Eating healthy in Korea has been so much cheaper and easier. I am not a person who loves cooking by any means. If I cook, it means that I am using my time for something that I could be benefiting someone else with. So, rather than cook a lot of food, I typically eat at a cheap restaurant for one meal, and then have something light at home. Getting that cheap food at a restaurant, I usually choose something healthy. While there is a plethora of unhealthy restaurants available, there are also restaurants that serve simple Korean dishes. Some of my favorite healthy foods can be purchased for around $5. They are Bibimbop, a vegetable mix with rice and an egg, Kimchi-Chigae, a Kimchi stew with a warm yet sour flavor, and also Ttukbaegi Bulgogi, a slightly sweet beef soup. These are foods I can eat every day with no regrets. They are chock-full of vegetables, and they are low in salt and fat.
5. Eye Care
My last secret benefit may not be geared to those who don't have vision problems, but it is one that has greatly benefited me personally during my time in Korea. When I was in High School, my mom and I bought my first pair of glasses. It was found that I had an astigmatism, so the doctors tried to correct it. However, the glasses we had purchased hurt my eyes. They left me feeling off balance which gave me frequent headaches. Also, the glasses were super expensive. I remember my mom paid around $600 for two pairs of glasses, and we got them because they were on sale. Due to the high costs of finding potential replacements, I wore those glasses for a total of five years.
When I came to Korea however, I quickly discovered that if I threw a rock into the air there was a strong chance it would hit either a coffee shop, a cell phone store, or an eye care shop. Within the second month of living in Korea, I visited one of eye care stores. I remember the feeling of looking for multiple hours, with multiple visits until I picked the pair that I liked. Not only did I finally have money, but the cost to buy a pair of glasses was so much cheaper. For getting the top lens that I could, the total cost of a pair of glasses was a little less than $100. Yes, less than $100. I couldn’t believe it.

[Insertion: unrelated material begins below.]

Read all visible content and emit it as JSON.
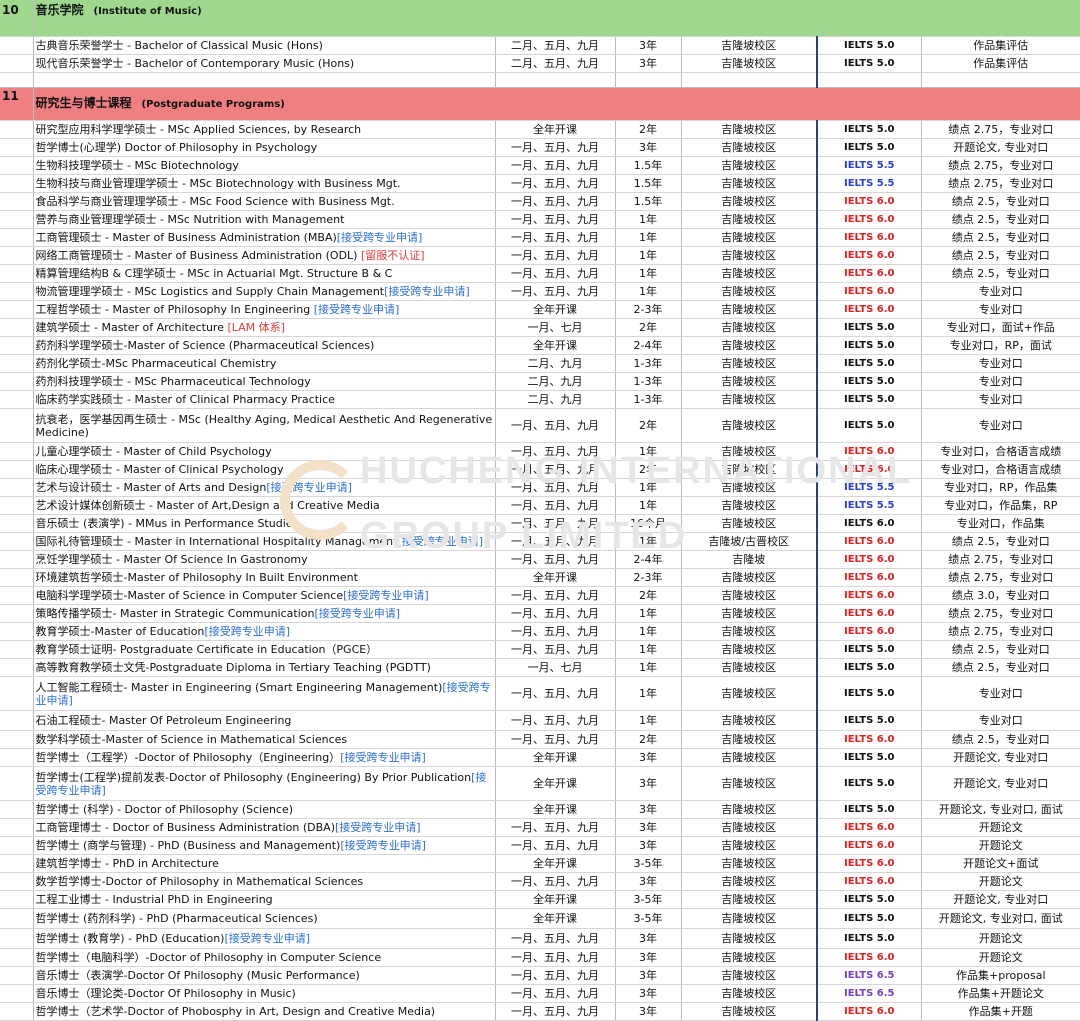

That wasn’t the only benefit, the glasses that I had purchased didn’t make me dizzy. They corrected the problem that was actually occurring with my vision. The $600 pair of glasses that I had purchased had a completely wrong prescription. Here, all they did was take me to a machine that looked at my eye shape and how it reacted to different visual stimuli. Then they checked with me to see how everything looked with the new lens. I was in awe. I was so joyful that my vision had been corrected. I no longer had headaches, and my eyes were so much happier.
These are my secret benefits of life in Korea. If they sound good to you, and you’re ready for a positive change in life, then consider using Aclipse to help you begin your teaching abroad adventure in Korea!

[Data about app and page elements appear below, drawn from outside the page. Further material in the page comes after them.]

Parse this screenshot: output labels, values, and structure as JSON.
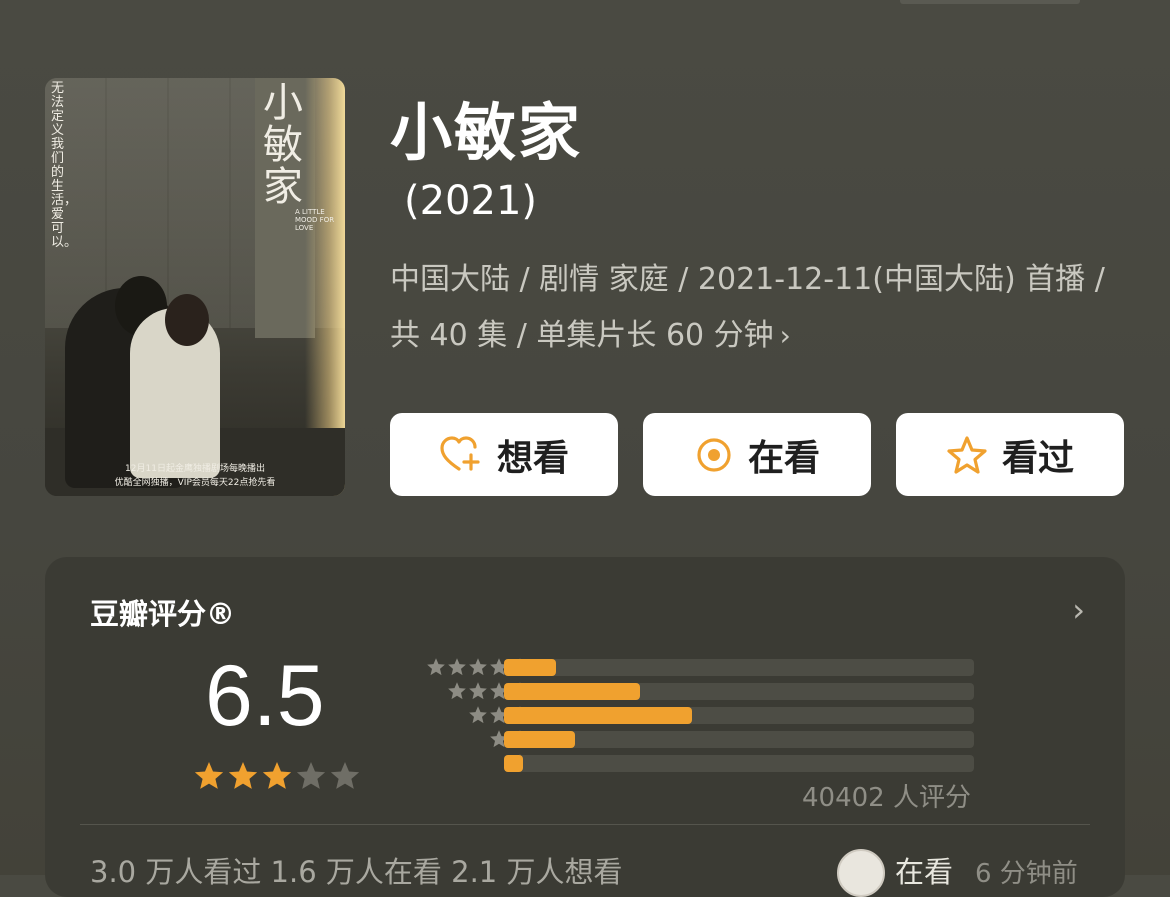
{
  "poster": {
    "vertical_text": "无法定义我们的生活，爱可以。",
    "title": "小敏家",
    "subtitle": "A LITTLE MOOD FOR LOVE",
    "bottom_line1": "12月11日起金鹰独播剧场每晚播出",
    "bottom_line2": "优酷全网独播，VIP会员每天22点抢先看"
  },
  "show": {
    "title": "小敏家",
    "year": "(2021)",
    "meta": "中国大陆 / 剧情 家庭 / 2021-12-11(中国大陆) 首播 / 共 40 集 / 单集片长 60 分钟"
  },
  "actions": [
    {
      "label": "想看",
      "icon": "heart-plus-icon"
    },
    {
      "label": "在看",
      "icon": "target-icon"
    },
    {
      "label": "看过",
      "icon": "star-outline-icon"
    }
  ],
  "colors": {
    "accent": "#f0a12f",
    "background": "#46463f",
    "card": "#3b3b34"
  },
  "rating": {
    "title": "豆瓣评分®",
    "score": "6.5",
    "stars_filled": 3,
    "stars_total": 5,
    "distribution": [
      {
        "stars": 5,
        "fraction": 0.11
      },
      {
        "stars": 4,
        "fraction": 0.29
      },
      {
        "stars": 3,
        "fraction": 0.4
      },
      {
        "stars": 2,
        "fraction": 0.15
      },
      {
        "stars": 1,
        "fraction": 0.04
      }
    ],
    "count_text": "40402 人评分"
  },
  "footer": {
    "stats": "3.0 万人看过   1.6 万人在看   2.1 万人想看",
    "status": "在看",
    "time": "6 分钟前"
  }
}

Neil Frazer has been teaching with Chungdahm for a little over two years. He comes from a small town in Wisconsin, named Spooner and graduated from Olivet Nazarene University with a Bachelor's of Social Work. After traveling to Korea in college he quickly fell in love the culture, food, and quality of life that Korea has to offer and immediately knew he wanted to come back. He looks forward to sharing his experiences of living in Korea and working at the Pyeongchon branch, near Seoul.